[[ Dataset records open ]]
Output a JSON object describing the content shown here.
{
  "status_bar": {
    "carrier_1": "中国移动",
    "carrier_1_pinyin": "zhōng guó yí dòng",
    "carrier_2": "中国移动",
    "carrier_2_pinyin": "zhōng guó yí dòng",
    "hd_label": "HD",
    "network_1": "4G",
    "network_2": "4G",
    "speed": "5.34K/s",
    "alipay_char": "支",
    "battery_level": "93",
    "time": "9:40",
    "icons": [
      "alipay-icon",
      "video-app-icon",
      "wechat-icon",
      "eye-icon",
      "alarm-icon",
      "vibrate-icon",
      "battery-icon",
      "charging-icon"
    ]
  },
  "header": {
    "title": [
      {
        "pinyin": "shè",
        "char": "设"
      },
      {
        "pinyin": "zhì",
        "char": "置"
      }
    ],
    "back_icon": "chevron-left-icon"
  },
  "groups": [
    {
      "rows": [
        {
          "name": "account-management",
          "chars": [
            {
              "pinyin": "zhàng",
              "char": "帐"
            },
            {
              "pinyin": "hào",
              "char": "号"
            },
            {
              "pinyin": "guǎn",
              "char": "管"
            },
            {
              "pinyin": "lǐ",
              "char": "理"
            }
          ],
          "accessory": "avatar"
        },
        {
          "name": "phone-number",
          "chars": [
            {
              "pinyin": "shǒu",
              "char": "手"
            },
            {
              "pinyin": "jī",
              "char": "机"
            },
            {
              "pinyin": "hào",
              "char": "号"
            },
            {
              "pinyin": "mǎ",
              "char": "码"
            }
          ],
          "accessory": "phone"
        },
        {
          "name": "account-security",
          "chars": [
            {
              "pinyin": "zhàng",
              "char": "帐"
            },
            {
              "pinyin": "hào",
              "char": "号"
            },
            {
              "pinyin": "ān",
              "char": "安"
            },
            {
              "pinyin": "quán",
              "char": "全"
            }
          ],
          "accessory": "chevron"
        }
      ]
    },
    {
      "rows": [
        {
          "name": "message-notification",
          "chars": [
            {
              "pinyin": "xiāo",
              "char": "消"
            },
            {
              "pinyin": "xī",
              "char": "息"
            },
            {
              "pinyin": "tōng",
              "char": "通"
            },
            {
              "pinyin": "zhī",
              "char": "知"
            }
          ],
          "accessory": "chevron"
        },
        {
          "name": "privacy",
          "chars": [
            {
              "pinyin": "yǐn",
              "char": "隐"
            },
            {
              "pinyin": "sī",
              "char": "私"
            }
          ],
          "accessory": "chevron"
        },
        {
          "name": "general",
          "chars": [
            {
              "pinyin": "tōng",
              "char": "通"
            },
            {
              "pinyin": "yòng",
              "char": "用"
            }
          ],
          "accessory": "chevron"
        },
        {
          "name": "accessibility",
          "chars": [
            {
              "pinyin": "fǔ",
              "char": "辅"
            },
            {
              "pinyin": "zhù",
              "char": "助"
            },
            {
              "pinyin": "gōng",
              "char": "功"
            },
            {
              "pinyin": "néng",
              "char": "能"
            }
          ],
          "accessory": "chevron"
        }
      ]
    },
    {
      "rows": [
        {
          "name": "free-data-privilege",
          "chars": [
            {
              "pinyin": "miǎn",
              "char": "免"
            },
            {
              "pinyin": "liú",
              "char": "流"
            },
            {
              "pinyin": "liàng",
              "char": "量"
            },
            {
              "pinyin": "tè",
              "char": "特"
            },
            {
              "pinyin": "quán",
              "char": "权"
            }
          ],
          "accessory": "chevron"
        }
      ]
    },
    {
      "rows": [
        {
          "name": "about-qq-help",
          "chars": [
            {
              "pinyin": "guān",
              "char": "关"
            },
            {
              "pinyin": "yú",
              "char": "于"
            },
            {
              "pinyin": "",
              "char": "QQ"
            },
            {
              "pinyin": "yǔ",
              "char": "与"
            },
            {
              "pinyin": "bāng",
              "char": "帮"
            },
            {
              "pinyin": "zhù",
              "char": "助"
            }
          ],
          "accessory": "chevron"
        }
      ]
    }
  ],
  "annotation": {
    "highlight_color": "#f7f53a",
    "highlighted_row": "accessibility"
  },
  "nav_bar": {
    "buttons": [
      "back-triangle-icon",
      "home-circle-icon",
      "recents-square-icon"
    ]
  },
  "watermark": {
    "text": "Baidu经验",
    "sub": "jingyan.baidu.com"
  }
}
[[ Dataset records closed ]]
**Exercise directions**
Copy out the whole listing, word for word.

**Exercise answer**
Output a JSON object describing the content shown here.
{
  "status_bar": {
    "carrier_1": "中国移动",
    "carrier_1_pinyin": "zhōng guó yí dòng",
    "carrier_2": "中国移动",
    "carrier_2_pinyin": "zhōng guó yí dòng",
    "hd_label": "HD",
    "network_1": "4G",
    "network_2": "4G",
    "speed": "5.34K/s",
    "alipay_char": "支",
    "battery_level": "93",
    "time": "9:40",
    "icons": [
      "alipay-icon",
      "video-app-icon",
      "wechat-icon",
      "eye-icon",
      "alarm-icon",
      "vibrate-icon",
      "battery-icon",
      "charging-icon"
    ]
  },
  "header": {
    "title": [
      {
        "pinyin": "shè",
        "char": "设"
      },
      {
        "pinyin": "zhì",
        "char": "置"
      }
    ],
    "back_icon": "chevron-left-icon"
  },
  "groups": [
    {
      "rows": [
        {
          "name": "account-management",
          "chars": [
            {
              "pinyin": "zhàng",
              "char": "帐"
            },
            {
              "pinyin": "hào",
              "char": "号"
            },
            {
              "pinyin": "guǎn",
              "char": "管"
            },
            {
              "pinyin": "lǐ",
              "char": "理"
            }
          ],
          "accessory": "avatar"
        },
        {
          "name": "phone-number",
          "chars": [
            {
              "pinyin": "shǒu",
              "char": "手"
            },
            {
              "pinyin": "jī",
              "char": "机"
            },
            {
              "pinyin": "hào",
              "char": "号"
            },
            {
              "pinyin": "mǎ",
              "char": "码"
            }
          ],
          "accessory": "phone"
        },
        {
          "name": "account-security",
          "chars": [
            {
              "pinyin": "zhàng",
              "char": "帐"
            },
            {
              "pinyin": "hào",
              "char": "号"
            },
            {
              "pinyin": "ān",
              "char": "安"
            },
            {
              "pinyin": "quán",
              "char": "全"
            }
          ],
          "accessory": "chevron"
        }
      ]
    },
    {
      "rows": [
        {
          "name": "message-notification",
          "chars": [
            {
              "pinyin": "xiāo",
              "char": "消"
            },
            {
              "pinyin": "xī",
              "char": "息"
            },
            {
              "pinyin": "tōng",
              "char": "通"
            },
            {
              "pinyin": "zhī",
              "char": "知"
            }
          ],
          "accessory": "chevron"
        },
        {
          "name": "privacy",
          "chars": [
            {
              "pinyin": "yǐn",
              "char": "隐"
            },
            {
              "pinyin": "sī",
              "char": "私"
            }
          ],
          "accessory": "chevron"
        },
        {
          "name": "general",
          "chars": [
            {
              "pinyin": "tōng",
              "char": "通"
            },
            {
              "pinyin": "yòng",
              "char": "用"
            }
          ],
          "accessory": "chevron"
        },
        {
          "name": "accessibility",
          "chars": [
            {
              "pinyin": "fǔ",
              "char": "辅"
            },
            {
              "pinyin": "zhù",
              "char": "助"
            },
            {
              "pinyin": "gōng",
              "char": "功"
            },
            {
              "pinyin": "néng",
              "char": "能"
            }
          ],
          "accessory": "chevron"
        }
      ]
    },
    {
      "rows": [
        {
          "name": "free-data-privilege",
          "chars": [
            {
              "pinyin": "miǎn",
              "char": "免"
            },
            {
              "pinyin": "liú",
              "char": "流"
            },
            {
              "pinyin": "liàng",
              "char": "量"
            },
            {
              "pinyin": "tè",
              "char": "特"
            },
            {
              "pinyin": "quán",
              "char": "权"
            }
          ],
          "accessory": "chevron"
        }
      ]
    },
    {
      "rows": [
        {
          "name": "about-qq-help",
          "chars": [
            {
              "pinyin": "guān",
              "char": "关"
            },
            {
              "pinyin": "yú",
              "char": "于"
            },
            {
              "pinyin": "",
              "char": "QQ"
            },
            {
              "pinyin": "yǔ",
              "char": "与"
            },
            {
              "pinyin": "bāng",
              "char": "帮"
            },
            {
              "pinyin": "zhù",
              "char": "助"
            }
          ],
          "accessory": "chevron"
        }
      ]
    }
  ],
  "annotation": {
    "highlight_color": "#f7f53a",
    "highlighted_row": "accessibility"
  },
  "nav_bar": {
    "buttons": [
      "back-triangle-icon",
      "home-circle-icon",
      "recents-square-icon"
    ]
  },
  "watermark": {
    "text": "Baidu经验",
    "sub": "jingyan.baidu.com"
  }
}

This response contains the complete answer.